On 22nd May 2017, 22 members of the public were tragically killed during a devastating terror attack at, what was meant to be, a joyous night for fans at an Arianna Grande concert.
Inquiries into the attack are on-going to this day, however faults have been identified in the security processes and procedures at the Manchester Arena where the attack took place. These included: blind spots in the CCTV that allowed the attacker to hide out of sight, lack of security patrolling, inadequate training of staff to recognise suspicious behaviour, and lack of action taken in response to concerns raised.
Following the Manchester Arena bombings, flaws in the safety of public spaces were highlighted and campaigns began to make amendments to legislations that would require a larger focus on security in public venues. From this the Government set out proposals for a new law that requires venues to have adequate preparations in place to protect the public from future attacks. This law comes under the new Protect Duty and came into play early this year. The manifesto for this law commits itself to heightening the safety of public venues, with the standards being consistent but proportional for the venues in question.
At their national conference, the SIA announced to their members that they are requesting changes to the 2001 Private Security Industry Act from parliament, on top of the new Protect Duty, to allow legislation to enforce changes. If passed, this will mean every company will have to operate to a minimum standard in relation to protecting the public from terror attacks. Amendments being called for by the SIA, would create a shift away from licensed individuals and onto licensed businesses. Until this legislation is in place, however, Security Buyers will need to look closely at who provides these services.
Herongrange Group offer bespoke security services that can work with venues to identify and tackle any vulnerabilities in their security systems and procedures.

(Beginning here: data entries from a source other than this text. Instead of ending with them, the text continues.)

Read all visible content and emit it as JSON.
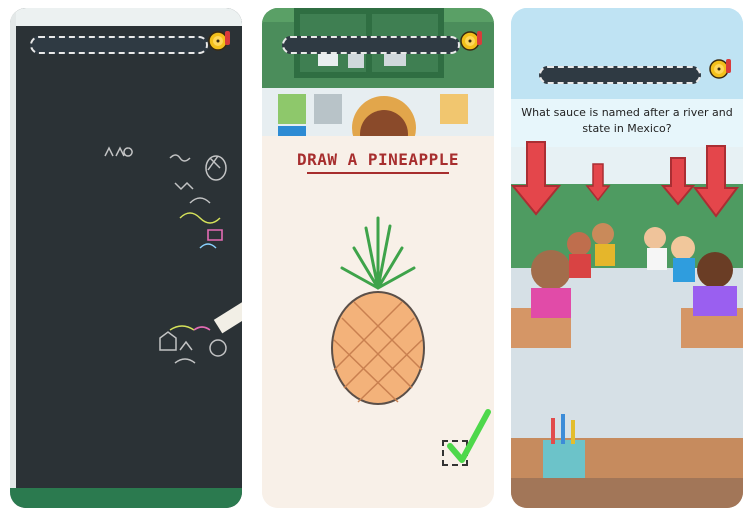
{
  "screens": [
    {
      "id": "chalkboard",
      "timer_icon": "alarm-bell-icon"
    },
    {
      "id": "draw-prompt",
      "prompt": "DRAW A PINEAPPLE",
      "timer_icon": "alarm-bell-icon",
      "check_icon": "checkmark-icon"
    },
    {
      "id": "classroom-quiz",
      "question": "What sauce is named after a river and state in Mexico?",
      "timer_icon": "alarm-bell-icon",
      "arrow_icon": "down-arrow-icon"
    }
  ],
  "colors": {
    "chalkboard": "#2b3236",
    "wall_green": "#4b8d5b",
    "prompt_red": "#a72e2e",
    "arrow_red": "#e4464b",
    "bell_yellow": "#f3c01b",
    "check_green": "#4ed84b"
  }
}
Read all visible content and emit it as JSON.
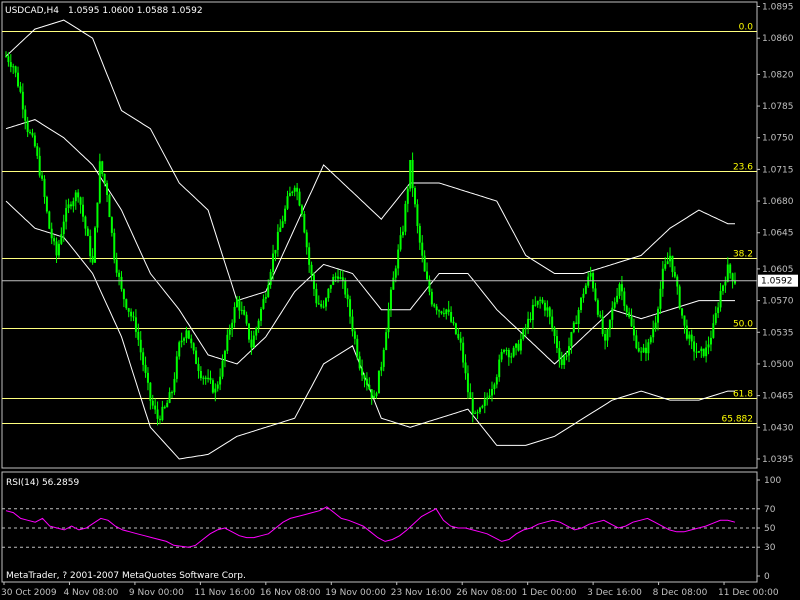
{
  "header": {
    "symbol": "USDCAD,H4",
    "ohlc": "1.0595 1.0600 1.0588 1.0592"
  },
  "copyright": "MetaTrader, ? 2001-2007 MetaQuotes Software Corp.",
  "colors": {
    "background": "#000000",
    "candle": "#00ff00",
    "bollinger": "#ffffff",
    "fibo": "#ffff7f",
    "fibo_label": "#ffff00",
    "rsi": "#ff00ff",
    "rsi_levels": "#c0c0c0",
    "axis": "#c0c0c0",
    "price_line": "#c0c0c0"
  },
  "chart_data": [
    {
      "type": "candlestick",
      "indicator": "Bollinger Bands",
      "ylim": [
        1.0385,
        1.09
      ],
      "y_ticks": [
        "1.0895",
        "1.0860",
        "1.0820",
        "1.0785",
        "1.0750",
        "1.0715",
        "1.0680",
        "1.0645",
        "1.0605",
        "1.0570",
        "1.0535",
        "1.0500",
        "1.0465",
        "1.0430",
        "1.0395"
      ],
      "current_price": "1.0592",
      "x_ticks": [
        "30 Oct 2009",
        "4 Nov 08:00",
        "9 Nov 00:00",
        "11 Nov 16:00",
        "16 Nov 08:00",
        "19 Nov 00:00",
        "23 Nov 16:00",
        "26 Nov 08:00",
        "1 Dec 00:00",
        "3 Dec 16:00",
        "8 Dec 08:00",
        "11 Dec 00:00"
      ],
      "fibonacci_levels": [
        {
          "label": "0.0",
          "price": 1.0868
        },
        {
          "label": "23.6",
          "price": 1.0713
        },
        {
          "label": "38.2",
          "price": 1.0617
        },
        {
          "label": "50.0",
          "price": 1.054
        },
        {
          "label": "61.8",
          "price": 1.0462
        },
        {
          "label": "65.882",
          "price": 1.0435
        }
      ],
      "close_path": [
        [
          0,
          1.084
        ],
        [
          3,
          1.083
        ],
        [
          6,
          1.08
        ],
        [
          9,
          1.076
        ],
        [
          12,
          1.074
        ],
        [
          15,
          1.07
        ],
        [
          18,
          1.065
        ],
        [
          21,
          1.062
        ],
        [
          24,
          1.066
        ],
        [
          27,
          1.068
        ],
        [
          30,
          1.069
        ],
        [
          33,
          1.065
        ],
        [
          36,
          1.061
        ],
        [
          39,
          1.072
        ],
        [
          42,
          1.069
        ],
        [
          45,
          1.062
        ],
        [
          48,
          1.058
        ],
        [
          51,
          1.056
        ],
        [
          54,
          1.054
        ],
        [
          57,
          1.05
        ],
        [
          60,
          1.046
        ],
        [
          63,
          1.044
        ],
        [
          66,
          1.045
        ],
        [
          69,
          1.047
        ],
        [
          72,
          1.052
        ],
        [
          75,
          1.054
        ],
        [
          78,
          1.051
        ],
        [
          81,
          1.049
        ],
        [
          84,
          1.048
        ],
        [
          87,
          1.047
        ],
        [
          90,
          1.05
        ],
        [
          93,
          1.054
        ],
        [
          96,
          1.057
        ],
        [
          99,
          1.055
        ],
        [
          102,
          1.052
        ],
        [
          105,
          1.055
        ],
        [
          108,
          1.058
        ],
        [
          111,
          1.062
        ],
        [
          114,
          1.065
        ],
        [
          117,
          1.068
        ],
        [
          120,
          1.07
        ],
        [
          123,
          1.067
        ],
        [
          126,
          1.061
        ],
        [
          129,
          1.057
        ],
        [
          132,
          1.056
        ],
        [
          135,
          1.059
        ],
        [
          138,
          1.06
        ],
        [
          141,
          1.058
        ],
        [
          144,
          1.054
        ],
        [
          147,
          1.05
        ],
        [
          150,
          1.048
        ],
        [
          153,
          1.046
        ],
        [
          156,
          1.05
        ],
        [
          159,
          1.056
        ],
        [
          162,
          1.061
        ],
        [
          165,
          1.065
        ],
        [
          168,
          1.072
        ],
        [
          171,
          1.065
        ],
        [
          174,
          1.06
        ],
        [
          177,
          1.057
        ],
        [
          180,
          1.056
        ],
        [
          183,
          1.056
        ],
        [
          186,
          1.054
        ],
        [
          189,
          1.052
        ],
        [
          192,
          1.047
        ],
        [
          195,
          1.044
        ],
        [
          198,
          1.045
        ],
        [
          201,
          1.047
        ],
        [
          204,
          1.049
        ],
        [
          207,
          1.052
        ],
        [
          210,
          1.051
        ],
        [
          213,
          1.052
        ],
        [
          216,
          1.054
        ],
        [
          219,
          1.056
        ],
        [
          222,
          1.057
        ],
        [
          225,
          1.056
        ],
        [
          228,
          1.053
        ],
        [
          231,
          1.05
        ],
        [
          234,
          1.052
        ],
        [
          237,
          1.055
        ],
        [
          240,
          1.058
        ],
        [
          243,
          1.06
        ],
        [
          246,
          1.056
        ],
        [
          249,
          1.052
        ],
        [
          252,
          1.056
        ],
        [
          255,
          1.059
        ],
        [
          258,
          1.056
        ],
        [
          261,
          1.053
        ],
        [
          264,
          1.051
        ],
        [
          267,
          1.052
        ],
        [
          270,
          1.055
        ],
        [
          273,
          1.06
        ],
        [
          276,
          1.062
        ],
        [
          279,
          1.058
        ],
        [
          282,
          1.054
        ],
        [
          285,
          1.052
        ],
        [
          288,
          1.051
        ],
        [
          291,
          1.0515
        ],
        [
          294,
          1.054
        ],
        [
          297,
          1.058
        ],
        [
          300,
          1.0605
        ],
        [
          303,
          1.0592
        ]
      ],
      "bollinger_upper": [
        [
          0,
          1.084
        ],
        [
          12,
          1.087
        ],
        [
          24,
          1.088
        ],
        [
          36,
          1.086
        ],
        [
          48,
          1.078
        ],
        [
          60,
          1.076
        ],
        [
          72,
          1.07
        ],
        [
          84,
          1.067
        ],
        [
          96,
          1.057
        ],
        [
          108,
          1.058
        ],
        [
          120,
          1.065
        ],
        [
          132,
          1.072
        ],
        [
          144,
          1.069
        ],
        [
          156,
          1.066
        ],
        [
          168,
          1.07
        ],
        [
          180,
          1.07
        ],
        [
          192,
          1.069
        ],
        [
          204,
          1.068
        ],
        [
          216,
          1.062
        ],
        [
          228,
          1.06
        ],
        [
          240,
          1.06
        ],
        [
          252,
          1.061
        ],
        [
          264,
          1.062
        ],
        [
          276,
          1.065
        ],
        [
          288,
          1.067
        ],
        [
          300,
          1.0655
        ]
      ],
      "bollinger_middle": [
        [
          0,
          1.076
        ],
        [
          12,
          1.077
        ],
        [
          24,
          1.075
        ],
        [
          36,
          1.072
        ],
        [
          48,
          1.067
        ],
        [
          60,
          1.06
        ],
        [
          72,
          1.056
        ],
        [
          84,
          1.051
        ],
        [
          96,
          1.05
        ],
        [
          108,
          1.053
        ],
        [
          120,
          1.058
        ],
        [
          132,
          1.061
        ],
        [
          144,
          1.06
        ],
        [
          156,
          1.056
        ],
        [
          168,
          1.056
        ],
        [
          180,
          1.06
        ],
        [
          192,
          1.06
        ],
        [
          204,
          1.056
        ],
        [
          216,
          1.053
        ],
        [
          228,
          1.05
        ],
        [
          240,
          1.053
        ],
        [
          252,
          1.056
        ],
        [
          264,
          1.055
        ],
        [
          276,
          1.056
        ],
        [
          288,
          1.057
        ],
        [
          300,
          1.057
        ]
      ],
      "bollinger_lower": [
        [
          0,
          1.068
        ],
        [
          12,
          1.065
        ],
        [
          24,
          1.064
        ],
        [
          36,
          1.06
        ],
        [
          48,
          1.053
        ],
        [
          60,
          1.043
        ],
        [
          72,
          1.0395
        ],
        [
          84,
          1.04
        ],
        [
          96,
          1.042
        ],
        [
          108,
          1.043
        ],
        [
          120,
          1.044
        ],
        [
          132,
          1.05
        ],
        [
          144,
          1.052
        ],
        [
          156,
          1.044
        ],
        [
          168,
          1.043
        ],
        [
          180,
          1.044
        ],
        [
          192,
          1.045
        ],
        [
          204,
          1.041
        ],
        [
          216,
          1.041
        ],
        [
          228,
          1.042
        ],
        [
          240,
          1.044
        ],
        [
          252,
          1.046
        ],
        [
          264,
          1.047
        ],
        [
          276,
          1.046
        ],
        [
          288,
          1.046
        ],
        [
          300,
          1.047
        ]
      ]
    },
    {
      "type": "line",
      "title": "RSI(14) 56.2859",
      "ylim": [
        0,
        100
      ],
      "y_ticks": [
        "100",
        "70",
        "50",
        "30",
        "0"
      ],
      "levels": [
        70,
        50,
        30
      ],
      "values": [
        68,
        66,
        60,
        58,
        56,
        60,
        52,
        50,
        48,
        52,
        48,
        50,
        55,
        60,
        58,
        52,
        48,
        46,
        44,
        42,
        40,
        38,
        36,
        32,
        31,
        30,
        32,
        38,
        44,
        48,
        50,
        46,
        42,
        40,
        40,
        42,
        44,
        50,
        56,
        60,
        62,
        64,
        66,
        68,
        72,
        66,
        60,
        58,
        55,
        52,
        46,
        40,
        36,
        38,
        42,
        48,
        55,
        62,
        66,
        70,
        58,
        52,
        50,
        50,
        48,
        46,
        44,
        40,
        36,
        38,
        44,
        48,
        50,
        54,
        56,
        58,
        56,
        52,
        48,
        50,
        54,
        56,
        58,
        54,
        50,
        52,
        56,
        58,
        60,
        56,
        52,
        48,
        46,
        46,
        48,
        50,
        52,
        55,
        58,
        58,
        56
      ]
    }
  ]
}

From CCTV systems to trained manned guards, Herongrange provide real-time solutions that can protect public venues from attack.

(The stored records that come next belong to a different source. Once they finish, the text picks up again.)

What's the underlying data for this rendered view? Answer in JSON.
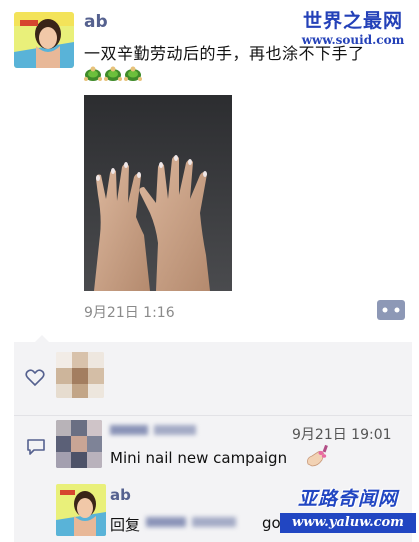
{
  "post": {
    "username": "ab",
    "text": "一双辛勤劳动后的手，再也涂不下手了",
    "emoji_count": 3,
    "time": "9月21日 1:16"
  },
  "comments": {
    "comment": {
      "time": "9月21日 19:01",
      "text": "Mini nail new campaign"
    },
    "reply": {
      "author": "ab",
      "prefix": "回复",
      "text": "good"
    }
  },
  "watermarks": {
    "top_title": "世界之最网",
    "top_url": "www.souid.com",
    "bottom_title": "亚路奇闻网",
    "bottom_url": "www.yaluw.com"
  },
  "colors": {
    "name_blue": "#55618f",
    "comment_bg": "#f3f3f5",
    "time_gray": "#8a8a8a",
    "watermark_blue": "#2146c2"
  }
}
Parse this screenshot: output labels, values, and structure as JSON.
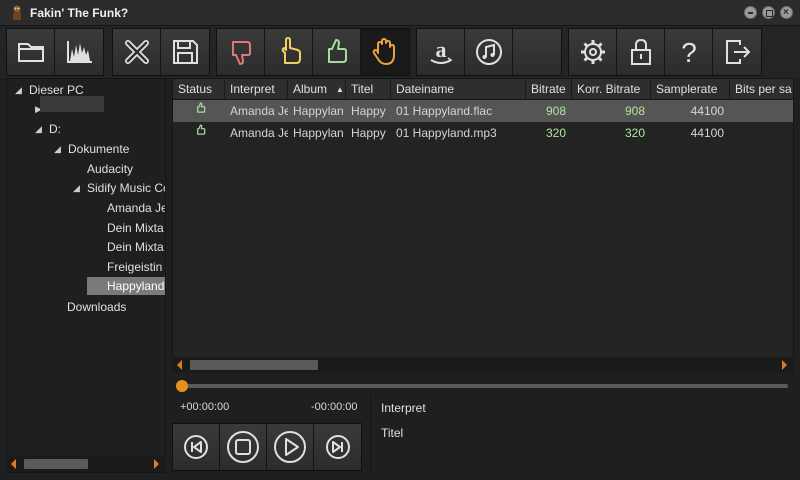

David Kane, COO details how Herongrange can help venues to be compliant with the new Protect Duty legislation, “At the heart of Herongrange’s company ethos is the safety of others, and our services are designed with that in mind. The Manchester Arena incident highlights the catastrophic consequences that inadequacies in security protocols and procedures can have if exploited by criminals and terrorists. Herongrange works with clients to discover the systems and procedures best suited to minimising the vulnerabilities of specific venues and subsequently tackling these threats promptly.”